Amid the nationwide lockdown, veteran Indian archer Tarundeep Rai is busy building shoulder muscles at the Army Sports Institute in Pune, which he believes will keep him in shape for Tokyo Olympics now postponed to next year due to the COVID-19 pandemic.
The postponement of the Tokyo Games was a bitter pill to swallow for the two-time World Championship silver medallist as he will get one year older when he takes the field for his third Olympics.
"For me, the postponement of Olympics means I will get o The postponement of the Tokyo Games was a bitter pill to swallow for the two-time World Championship silver medallist as he will get one year older when he takes the field for his third Olympics.
"For me, the postponement of Olympics means I will get older by one year, so it will be a new challenge," the 36-year-old said from Pune on Saturday.
He has been forced to change his training due to the worsening COVID-19 pandemic and the 21-day nationwide lockdown. His daily routine now is to search YouTube for videos on "how to build shoulder muscles" and train at the gym for long hours.
"It's a big risk to go to the trainers, so YouTube is the constant company now. I follow some channels and pick some videos," Rai, who competed in 2004 Athens Olympics and 2012 London Games, said.
"Now I'm not shooting that much. It's more of dry shooting practice so that the body is tuned to bow and arrows," the 2010 Asian Games individual silver medallist said.
Rai, along with India number one Atanu Das and his Army colleague Pravin Jadhav, had clinched quota place for the men's team while winning a silver at the World Championships at Den Bosch in the Netherlands last year.
The trio was placed in the top-three in the trials to pick the Indian squad for Tokyo Games when the COVID-19 pandemic brought to a halt to all the sporting activities.
"No doubt I've a bit ahead in terms of experience, but the real challenge will be to stay fit and compete with the rising young talents. In this one year, many 20 to 22-year-olds will come up and compete for a place in the team. I think by building shoulder muscles, I will be able to withstand the challenges ahead," he said.
Rai hopes the current situation will normalise in about three months and when the season resumes, he will again pick up his bow and arrows.
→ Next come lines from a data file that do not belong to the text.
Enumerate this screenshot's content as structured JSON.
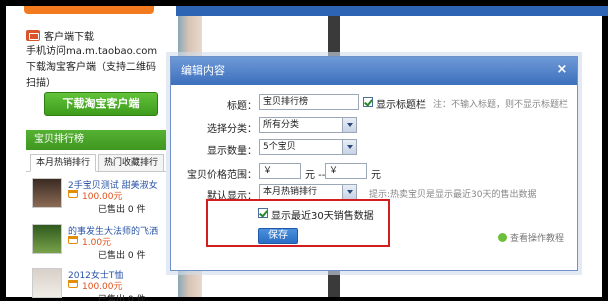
{
  "sidebar": {
    "client_title": "客户端下载",
    "client_desc": "手机访问ma.m.taobao.com 下载淘宝客户端（支持二维码 扫描）",
    "download_button": "下载淘宝客户端",
    "rank_title": "宝贝排行榜",
    "tabs": [
      "本月热销排行",
      "热门收藏排行"
    ],
    "items": [
      {
        "name": "2手宝贝测试 甜美淑女",
        "price": "100.00元",
        "sold": "已售出 0 件"
      },
      {
        "name": "的事发生大法师的飞洒",
        "price": "1.00元",
        "sold": "已售出 0 件"
      },
      {
        "name": "2012女士T恤",
        "price": "100.00元",
        "sold": "已售出 0 件"
      }
    ]
  },
  "modal": {
    "title": "编辑内容",
    "close_icon": "×",
    "title_label": "标题：",
    "title_value": "宝贝排行榜",
    "show_title_label": "显示标题栏",
    "title_hint": "注：不输入标题，则不显示标题栏",
    "category_label": "选择分类：",
    "category_value": "所有分类",
    "count_label": "显示数量：",
    "count_value": "5个宝贝",
    "price_label": "宝贝价格范围：",
    "price_from_placeholder": "￥",
    "price_to_placeholder": "￥",
    "price_unit1": "元 --",
    "price_unit2": "元",
    "default_label": "默认显示：",
    "default_value": "本月热销排行",
    "default_hint": "提示:热卖宝贝是显示最近30天的售出数据",
    "recent_sales_label": "显示最近30天销售数据",
    "save_button": "保存",
    "view_demo": "查看操作教程"
  }
}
"I estimate an off-season of minimum six months due to the extraordinary circumstances. So, I will work hard at the gym for three months and then recovery will follow. It would help me personally. I've made my schedule that way."
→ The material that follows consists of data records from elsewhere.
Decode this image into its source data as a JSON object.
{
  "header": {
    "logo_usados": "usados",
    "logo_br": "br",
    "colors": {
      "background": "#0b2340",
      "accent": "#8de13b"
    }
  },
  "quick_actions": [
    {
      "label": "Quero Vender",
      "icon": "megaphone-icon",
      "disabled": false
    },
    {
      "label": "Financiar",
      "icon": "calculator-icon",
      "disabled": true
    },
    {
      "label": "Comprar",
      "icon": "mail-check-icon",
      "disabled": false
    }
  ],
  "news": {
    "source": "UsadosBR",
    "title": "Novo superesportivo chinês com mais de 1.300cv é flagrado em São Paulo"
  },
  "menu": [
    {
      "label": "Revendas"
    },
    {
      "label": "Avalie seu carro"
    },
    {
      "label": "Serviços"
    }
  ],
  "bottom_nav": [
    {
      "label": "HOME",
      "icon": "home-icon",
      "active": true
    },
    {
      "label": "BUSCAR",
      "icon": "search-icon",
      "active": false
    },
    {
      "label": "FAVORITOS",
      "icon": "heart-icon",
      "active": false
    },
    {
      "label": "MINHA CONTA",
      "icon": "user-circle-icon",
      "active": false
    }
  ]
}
He said one positive aspect of the postponement of Tokyo Games is that India's chances of winning an elusive Olympic medal in archery will improve.
"But there's a positive side to it (postponement). There will be competition and we will make a strong team for the Olympics and hopefully the women's team will also qualify, giving us good hope for a medal next year," he said.
The Sikkim archer could not go to his native place due to the sudden call for a nationwide lockdown. He has not seen his family since August last year.
"I could not return to my home due to the sudden lockdown. I've not seen my family since August last year. But I have no regrets. I talk to my family and my eight-year-old son Nusam Singh Rai everyday. It's about staying safe wherever you're," he concluded.